[[ DATA PROVIDED open ]]

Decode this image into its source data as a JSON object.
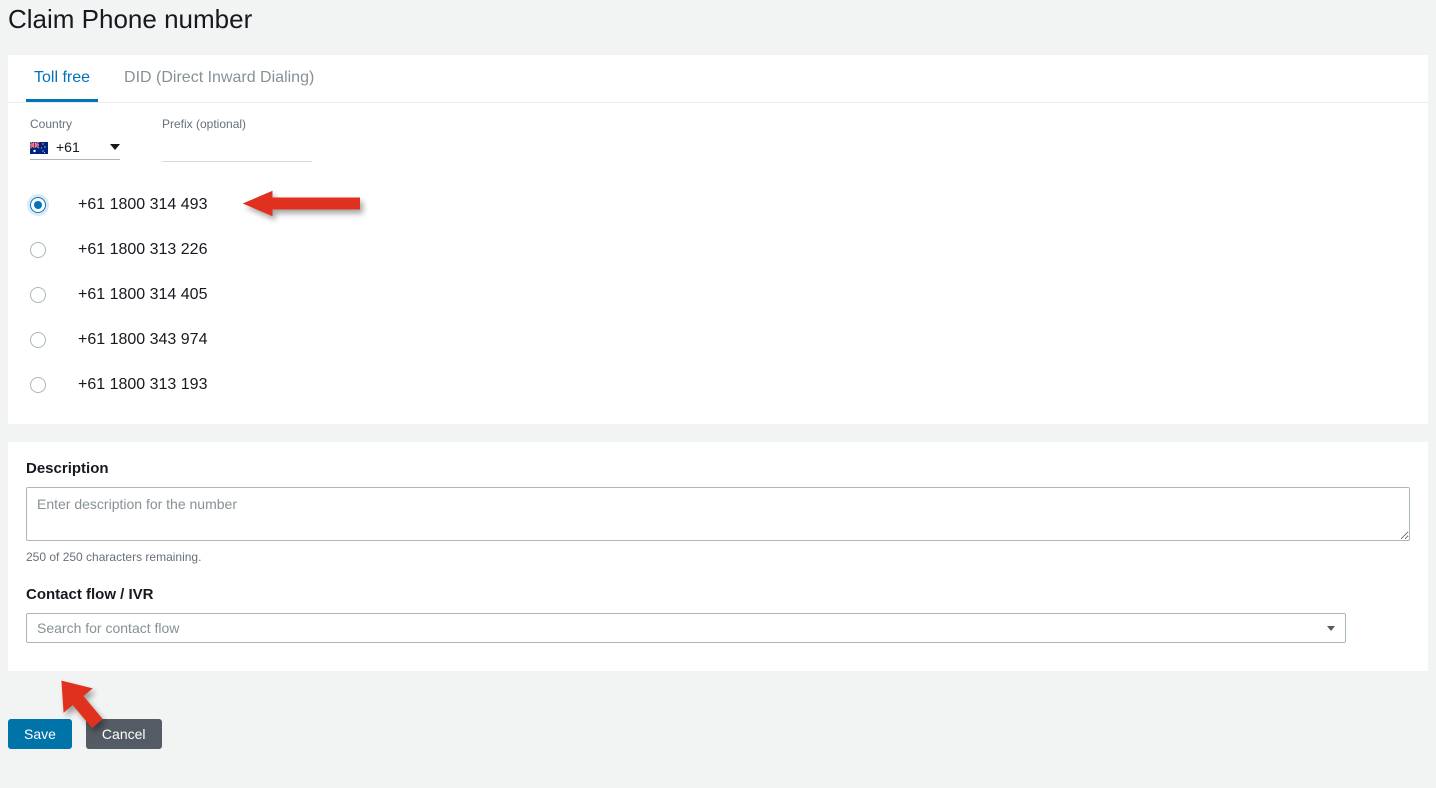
{
  "page": {
    "title": "Claim Phone number"
  },
  "tabs": {
    "items": [
      {
        "label": "Toll free",
        "active": true
      },
      {
        "label": "DID (Direct Inward Dialing)",
        "active": false
      }
    ]
  },
  "country": {
    "label": "Country",
    "code": "+61"
  },
  "prefix": {
    "label": "Prefix (optional)",
    "value": ""
  },
  "phoneOptions": {
    "selectedIndex": 0,
    "items": [
      {
        "number": "+61 1800 314 493"
      },
      {
        "number": "+61 1800 313 226"
      },
      {
        "number": "+61 1800 314 405"
      },
      {
        "number": "+61 1800 343 974"
      },
      {
        "number": "+61 1800 313 193"
      }
    ]
  },
  "description": {
    "label": "Description",
    "placeholder": "Enter description for the number",
    "remaining": "250 of 250 characters remaining."
  },
  "contactFlow": {
    "label": "Contact flow / IVR",
    "placeholder": "Search for contact flow"
  },
  "buttons": {
    "save": "Save",
    "cancel": "Cancel"
  }
}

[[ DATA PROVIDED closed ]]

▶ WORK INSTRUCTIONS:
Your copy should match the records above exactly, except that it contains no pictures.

▶ ANSWER FOR THE TASK:
Decode this image into its source data as a JSON object.
{
  "page": {
    "title": "Claim Phone number"
  },
  "tabs": {
    "items": [
      {
        "label": "Toll free",
        "active": true
      },
      {
        "label": "DID (Direct Inward Dialing)",
        "active": false
      }
    ]
  },
  "country": {
    "label": "Country",
    "code": "+61"
  },
  "prefix": {
    "label": "Prefix (optional)",
    "value": ""
  },
  "phoneOptions": {
    "selectedIndex": 0,
    "items": [
      {
        "number": "+61 1800 314 493"
      },
      {
        "number": "+61 1800 313 226"
      },
      {
        "number": "+61 1800 314 405"
      },
      {
        "number": "+61 1800 343 974"
      },
      {
        "number": "+61 1800 313 193"
      }
    ]
  },
  "description": {
    "label": "Description",
    "placeholder": "Enter description for the number",
    "remaining": "250 of 250 characters remaining."
  },
  "contactFlow": {
    "label": "Contact flow / IVR",
    "placeholder": "Search for contact flow"
  },
  "buttons": {
    "save": "Save",
    "cancel": "Cancel"
  }
}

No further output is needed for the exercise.